The one-inch cells of Moon Carrot seedlings are ready to move into larger quarters.
First step, for me, is filling pots with potting soil and getting it watered so the roots go into moistened soil.
Then, I use 2 plastic knives to lift the entire cell of seedlings out the their first home.
Next, I carefully tease out the tiny, fragile plants, handling them by the plant stem.
These had long, tangled roots that had to be gently separated by removing the original soil.
A hole is made in the new soil, the seedling is held by a leaf and placed into the prepared pot.
The roots on some of the seedlings require a taller pot in order to not be wadded up at planting time.
Another method you can use, is simply to cut the heads off all but one seedling in each cell and transplant the entire cell into a new pot.
I put a few drops of fish emulsion or Daniels plant food into each gallon of room temperature water.
Each transplant is watered in and then drained.
Then, the pots of damp babies are put out of direct sunlight for several days to let them settle in.
After that week, they are put under lights or under the skylight to continue to grow.
It's a time consuming process and I always end up trying to salvage even the tiny ones.
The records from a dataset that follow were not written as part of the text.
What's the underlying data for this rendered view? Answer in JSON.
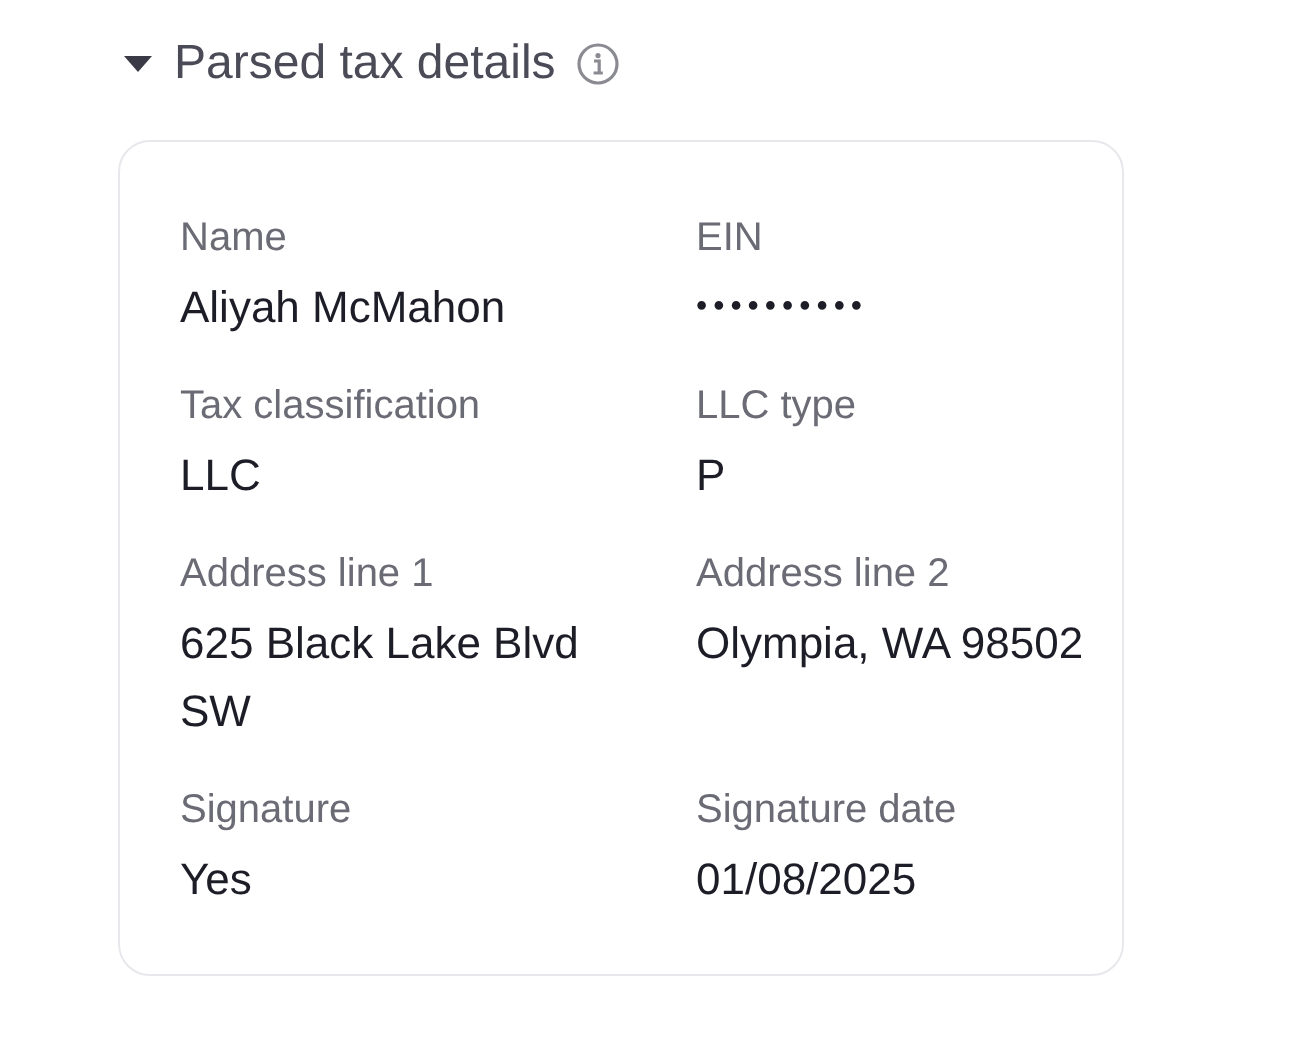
{
  "section": {
    "title": "Parsed tax details",
    "expanded": true
  },
  "fields": [
    {
      "label": "Name",
      "value": "Aliyah McMahon"
    },
    {
      "label": "EIN",
      "value": "••••••••••"
    },
    {
      "label": "Tax classification",
      "value": "LLC"
    },
    {
      "label": "LLC type",
      "value": "P"
    },
    {
      "label": "Address line 1",
      "value": "625 Black Lake Blvd SW"
    },
    {
      "label": "Address line 2",
      "value": "Olympia, WA 98502"
    },
    {
      "label": "Signature",
      "value": "Yes"
    },
    {
      "label": "Signature date",
      "value": "01/08/2025"
    }
  ]
}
If you have the heart, go ahead and feed those tiny seedlings to the worm bin. They rarely catch up to their larger siblings.